During a recent visit to the gallery, candles twinkled, soft music played and the wine flowed, uncorked with the help of a rhinestone-encrusted bottle opener. “I love pink wine,” she said, pouring a glass, “because it tastes like drinking bubble gum!” Pointing out tiny, palm-sized dishes, she said, “I call these M&M bowls, because you could stash some in there. You could put your diamonds in there too.”
Loewen says things like this all the time, along with words like “toots” and “sweetie;” “appeteaser” instead of appetizer, and “turkwozzzz” instead of turquoise. It might be corny if it didn’t feel so obviously part of her natural demeanor.

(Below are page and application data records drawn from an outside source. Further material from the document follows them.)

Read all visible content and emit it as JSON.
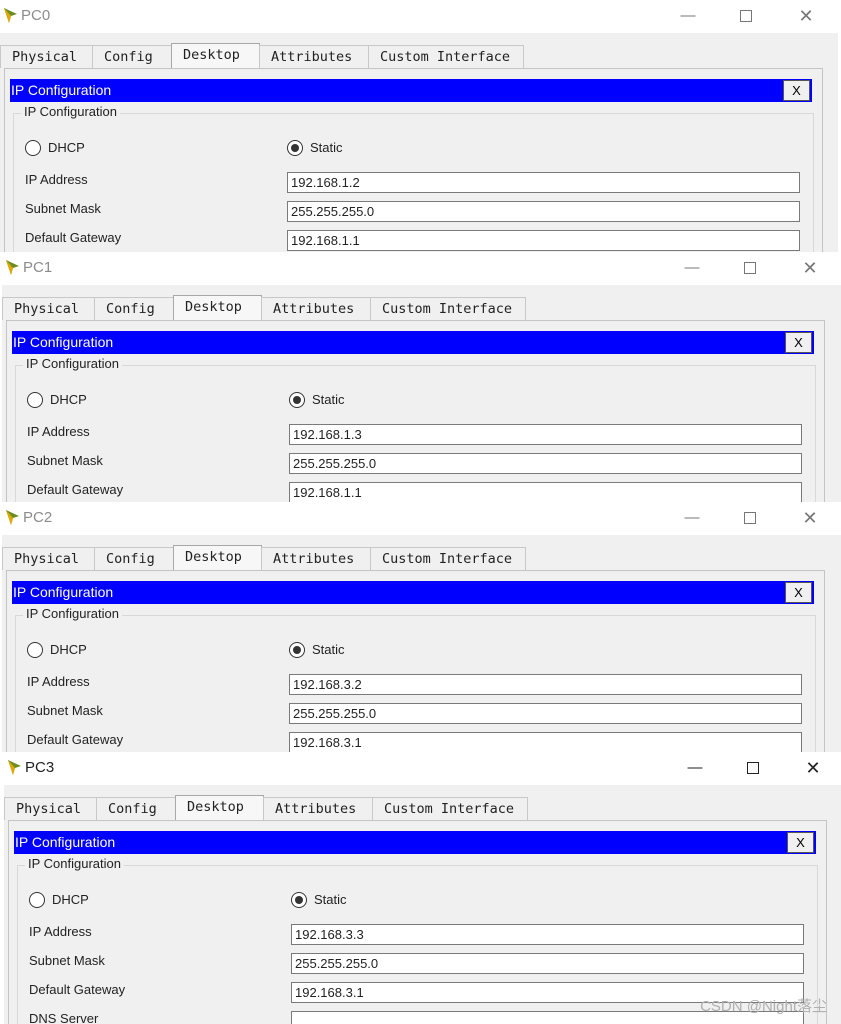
{
  "windows": [
    {
      "title": "PC0",
      "tabs": [
        "Physical",
        "Config",
        "Desktop",
        "Attributes",
        "Custom Interface"
      ],
      "active_tab": "Desktop",
      "ip_panel_title": "IP Configuration",
      "close_label": "X",
      "group_label": "IP Configuration",
      "dhcp_label": "DHCP",
      "static_label": "Static",
      "selected_mode": "Static",
      "ip_label": "IP Address",
      "ip_value": "192.168.1.2",
      "mask_label": "Subnet Mask",
      "mask_value": "255.255.255.0",
      "gw_label": "Default Gateway",
      "gw_value": "192.168.1.1"
    },
    {
      "title": "PC1",
      "tabs": [
        "Physical",
        "Config",
        "Desktop",
        "Attributes",
        "Custom Interface"
      ],
      "active_tab": "Desktop",
      "ip_panel_title": "IP Configuration",
      "close_label": "X",
      "group_label": "IP Configuration",
      "dhcp_label": "DHCP",
      "static_label": "Static",
      "selected_mode": "Static",
      "ip_label": "IP Address",
      "ip_value": "192.168.1.3",
      "mask_label": "Subnet Mask",
      "mask_value": "255.255.255.0",
      "gw_label": "Default Gateway",
      "gw_value": "192.168.1.1"
    },
    {
      "title": "PC2",
      "tabs": [
        "Physical",
        "Config",
        "Desktop",
        "Attributes",
        "Custom Interface"
      ],
      "active_tab": "Desktop",
      "ip_panel_title": "IP Configuration",
      "close_label": "X",
      "group_label": "IP Configuration",
      "dhcp_label": "DHCP",
      "static_label": "Static",
      "selected_mode": "Static",
      "ip_label": "IP Address",
      "ip_value": "192.168.3.2",
      "mask_label": "Subnet Mask",
      "mask_value": "255.255.255.0",
      "gw_label": "Default Gateway",
      "gw_value": "192.168.3.1"
    },
    {
      "title": "PC3",
      "tabs": [
        "Physical",
        "Config",
        "Desktop",
        "Attributes",
        "Custom Interface"
      ],
      "active_tab": "Desktop",
      "ip_panel_title": "IP Configuration",
      "close_label": "X",
      "group_label": "IP Configuration",
      "dhcp_label": "DHCP",
      "static_label": "Static",
      "selected_mode": "Static",
      "ip_label": "IP Address",
      "ip_value": "192.168.3.3",
      "mask_label": "Subnet Mask",
      "mask_value": "255.255.255.0",
      "gw_label": "Default Gateway",
      "gw_value": "192.168.3.1",
      "dns_label": "DNS Server",
      "dns_value": ""
    }
  ],
  "watermark": "CSDN @Night落尘",
  "colors": {
    "ip_bar": "#0000ff",
    "window_bg": "#f0f0f0"
  }
}
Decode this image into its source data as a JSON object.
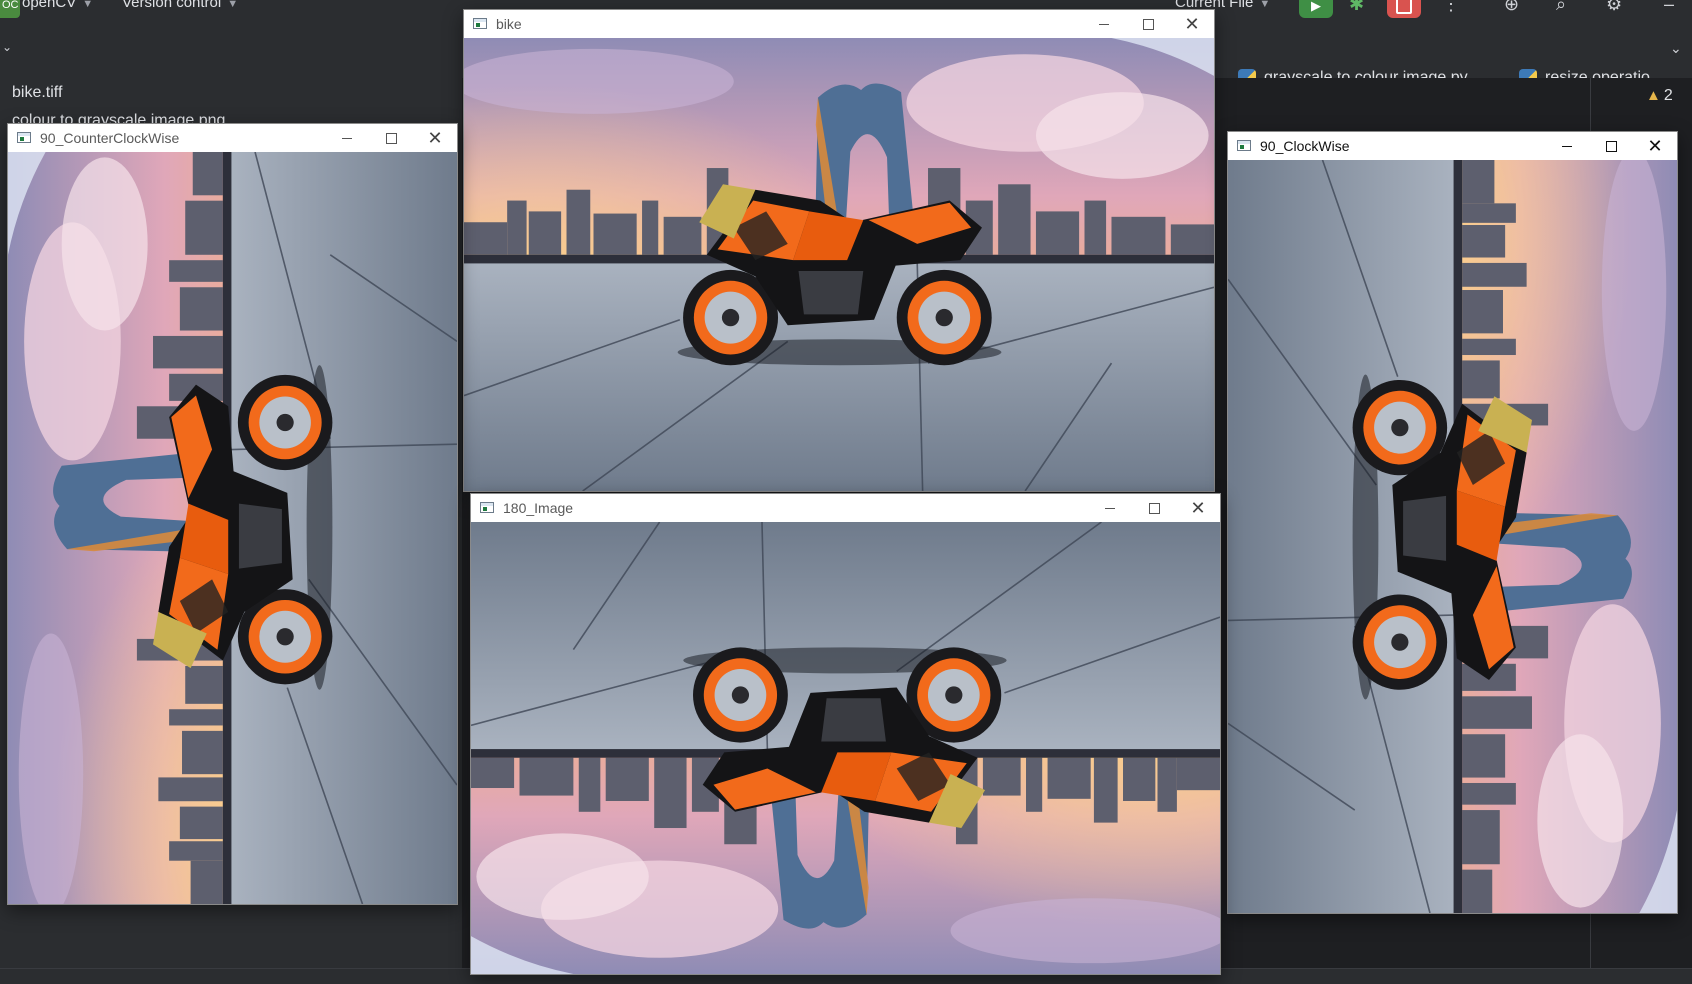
{
  "ide": {
    "project_badge": "OC",
    "project_name": "openCV",
    "vcs_label": "Version control",
    "run_config": "Current File",
    "tabs": [
      {
        "label": "grayscale to colour image.py"
      },
      {
        "label": "resize operatio"
      }
    ],
    "warnings_count": "2",
    "project_files": [
      {
        "label": "bike.tiff"
      },
      {
        "label": "colour to grayscale image.png"
      }
    ]
  },
  "windows": {
    "bike": {
      "title": "bike",
      "orientation": "upright"
    },
    "ccw": {
      "title": "90_CounterClockWise",
      "orientation": "rotated 90° counter-clockwise"
    },
    "cw": {
      "title": "90_ClockWise",
      "orientation": "rotated 90° clockwise"
    },
    "r180": {
      "title": "180_Image",
      "orientation": "rotated 180°"
    }
  },
  "colors": {
    "accent_orange": "#f26a1b",
    "run_green": "#3f8f45",
    "stop_red": "#d9534f",
    "ide_bg": "#2b2d30"
  }
}
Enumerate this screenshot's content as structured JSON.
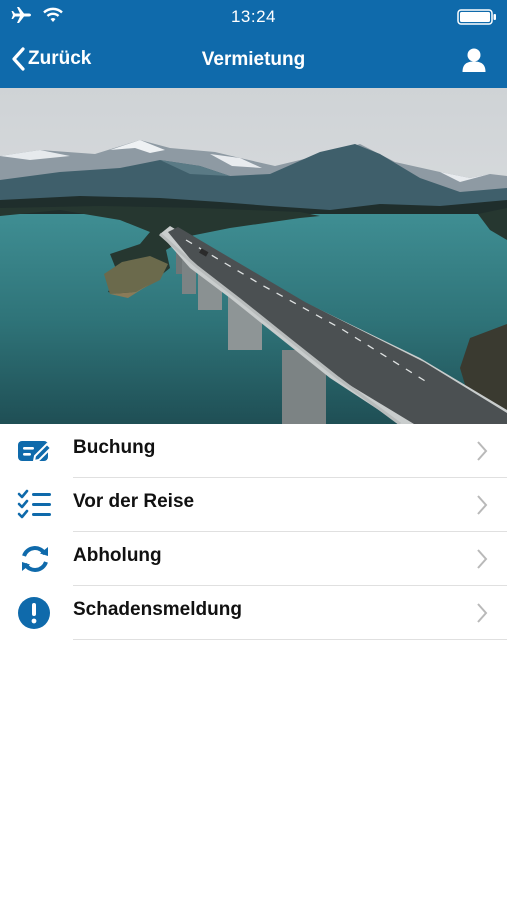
{
  "status_bar": {
    "time": "13:24",
    "icons": [
      "airplane-icon",
      "wifi-icon",
      "battery-icon"
    ]
  },
  "nav": {
    "back_label": "Zurück",
    "title": "Vermietung",
    "profile_icon": "user-icon"
  },
  "hero": {
    "description_icon": "bridge-landscape-photo"
  },
  "menu": {
    "items": [
      {
        "label": "Buchung",
        "icon": "edit-card-icon"
      },
      {
        "label": "Vor der Reise",
        "icon": "checklist-icon"
      },
      {
        "label": "Abholung",
        "icon": "sync-icon"
      },
      {
        "label": "Schadensmeldung",
        "icon": "alert-icon"
      }
    ]
  },
  "colors": {
    "brand": "#0f6aab",
    "text": "#111111",
    "divider": "#e0e0e0",
    "chevron": "#b9b9b9"
  }
}
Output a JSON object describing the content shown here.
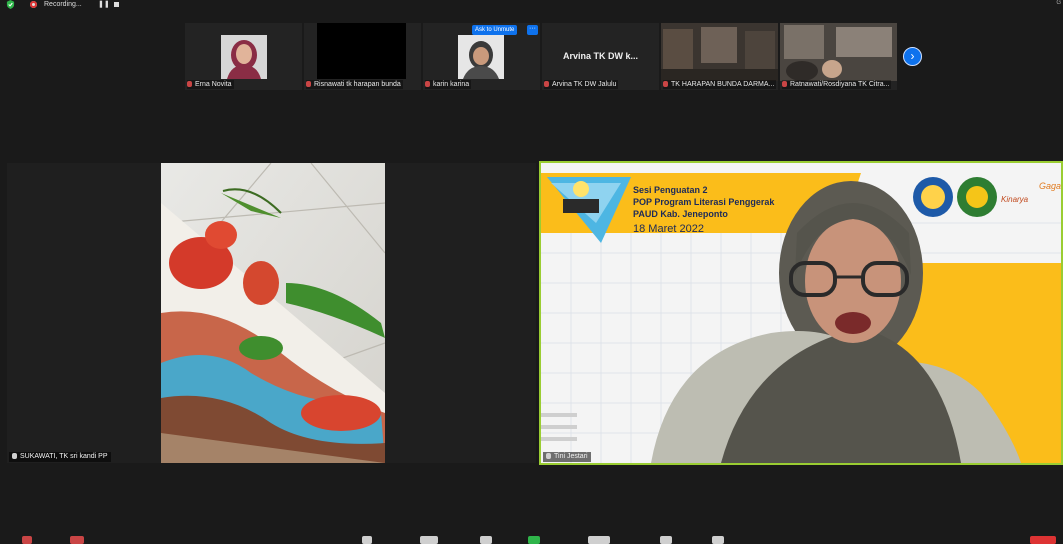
{
  "topbar": {
    "recording_label": "Recording...",
    "pause_icon": "pause-icon",
    "stop_icon": "stop-icon",
    "corner_text": "G"
  },
  "strip": {
    "tiles": [
      {
        "name": "Erna Novita"
      },
      {
        "name": "Risnawati tk harapan bunda"
      },
      {
        "name": "karin karina",
        "ask_to_unmute": "Ask to Unmute",
        "more": "···"
      },
      {
        "name": "Arvina TK DW Jalulu",
        "display_name": "Arvina TK DW k..."
      },
      {
        "name": "TK HARAPAN BUNDA DARMA..."
      },
      {
        "name": "Ratnawati/Rosdiyana TK Citra..."
      }
    ],
    "next_label": "›"
  },
  "main": {
    "left_name": "SUKAWATI, TK sri kandi PP",
    "right_name": "Tini Jestari"
  },
  "slide": {
    "title1": "Sesi Penguatan 2",
    "title2": "POP Program Literasi Penggerak",
    "title3": "PAUD Kab. Jeneponto",
    "date": "18 Maret 2022",
    "logo_text": "Kinarya",
    "logo_text2": "Gagas"
  },
  "colors": {
    "accent_blue": "#0e72ed",
    "slide_yellow": "#fbbd1a",
    "active_speaker_border": "#9acd32"
  }
}
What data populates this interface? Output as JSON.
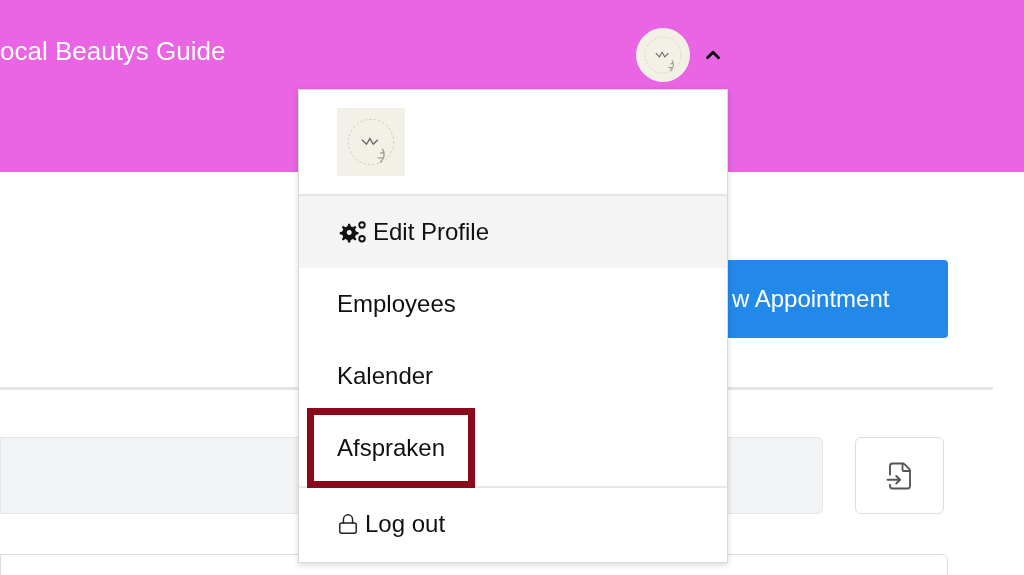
{
  "header": {
    "title": "ocal Beautys Guide",
    "menu_open": true
  },
  "new_appointment_button": {
    "label": "w Appointment"
  },
  "search_field": {
    "kind": "field"
  },
  "profile_menu": {
    "items": [
      {
        "label": "Edit Profile",
        "kind": "settings",
        "selected": true,
        "highlighted": false
      },
      {
        "label": "Employees",
        "kind": "plain",
        "selected": false,
        "highlighted": false
      },
      {
        "label": "Kalender",
        "kind": "plain",
        "selected": false,
        "highlighted": false
      },
      {
        "label": "Afspraken",
        "kind": "plain",
        "selected": false,
        "highlighted": true
      },
      {
        "label": "Log out",
        "kind": "logout",
        "selected": false,
        "highlighted": false
      }
    ]
  }
}
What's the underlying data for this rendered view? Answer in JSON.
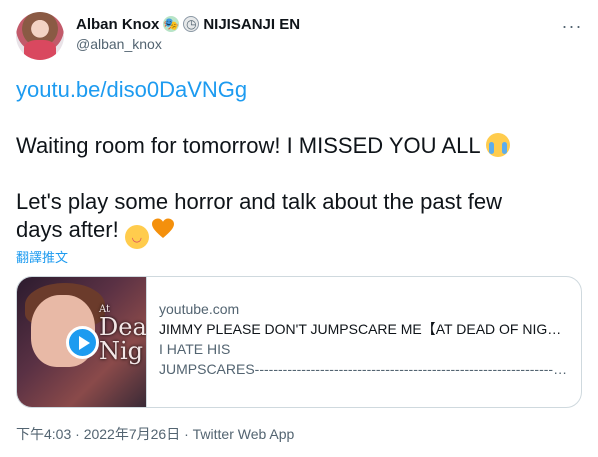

Loewen will be ArtSmart’s 2019 Artist of the Year; the 25-year old local nonprofit offers scholarships to high school seniors, donates art supplies to public school students and generally fosters a range of creative activities for Santa Fe kids. Past honorees have included Richard Tuttle, Rebecca Tobey and the late Agnes Martin, who have acted as both mentor and instructor, donating their time to teach high-schoolers the techniques of their particular artistic trades. Loewen, who’s been teaching private ceramic art classes for decades, should be a natural.
“Painters can work alone just fine, and might work better that way,” Loewen tells SFR. “I think ceramic artists like to be together.” With this philosophy, Loewen teaches classes of up to 20 or so people in her intimate gallery space. Instruction begins with a brief demonstration before students work at their own wheels. They may slice, curl or even karate chop their work, which Loewen then fires and glazes or gilds according to the student’s choice, and delivers later.
In her own creative practice, Loewen combines wheel-thrown porcelain with innovative design, resulting, for instance, in a vase whose demure, shell-pink exterior is interrupted by a folded-open split, revealing shimmery, 22-karat gold-leafed insides. “A lot of my favorite things come from mistakes,” she says. Clay, certainly, is an ideal medium; if something isn’t working, squish it up and start over. The twisted, skinny porcelain pieces around her study, which she calls “tangos”—gold-leafed, painted, or glazed—gave me pause. Later, I realized they’re the cut-away, uneven rims of pots. “I love that they are ribbons of clay removed from the top of big bowls,” she said. “The tangos could be considered mistakes. Not by me.”
Many ceramic artists make work designed to be functional, but much of what Loewen creates is purely for decorative purposes. An example is her series of tiny high-heel stilettos, whose ceramic bodies are adorned with feathers, leopard-print fur, lace and gemstones. In a send-up to Louboutin, undersides are bright red, and many have gold-leafed interiors; they’re named things like “Tina” (after Turner) or “Come Prance With Me.” For a monumental high-heeled red shoe which Loewen showed at Miami Basel’s Spectrum Art Fair in 2015, she used fire engine-red automotive paint instead of glaze, and adorned the 6-foot heel with crystals and fur.
It sounds ridiculous—and it is, and thank heavens. In not taking herself too seriously, Loewen urges us to do the same. Oh, and that red shoe? It ended up winning one of Spectrum’s coveted Best Sculpture Awards.
by IRIS MCLISTER
a u t h o r @ s f re p o r t e r.com
PASATIEMPO: Stiletto Sculpture Installation at Heidi Loewen Fine Art
by Michael Abatemarco Aug 18, 2017
Heidi Loewen Fine Art, 315 Johnson St., 505-988-2225
Celebrate the rooftop installation of Heidi Loewen’s 6-foot, ruby-red stiletto heel sculpture, It’s the Shoe That Makes the Woman, at her gallery and school. Loewen hosts receptions on Friday, Aug. 18, from noon to 8 p.m. and on Saturday, Aug. 19, from 11 a.m. to 6 p.m. The sculpture took first prize at the Spectrum Miami Art Show in 2015.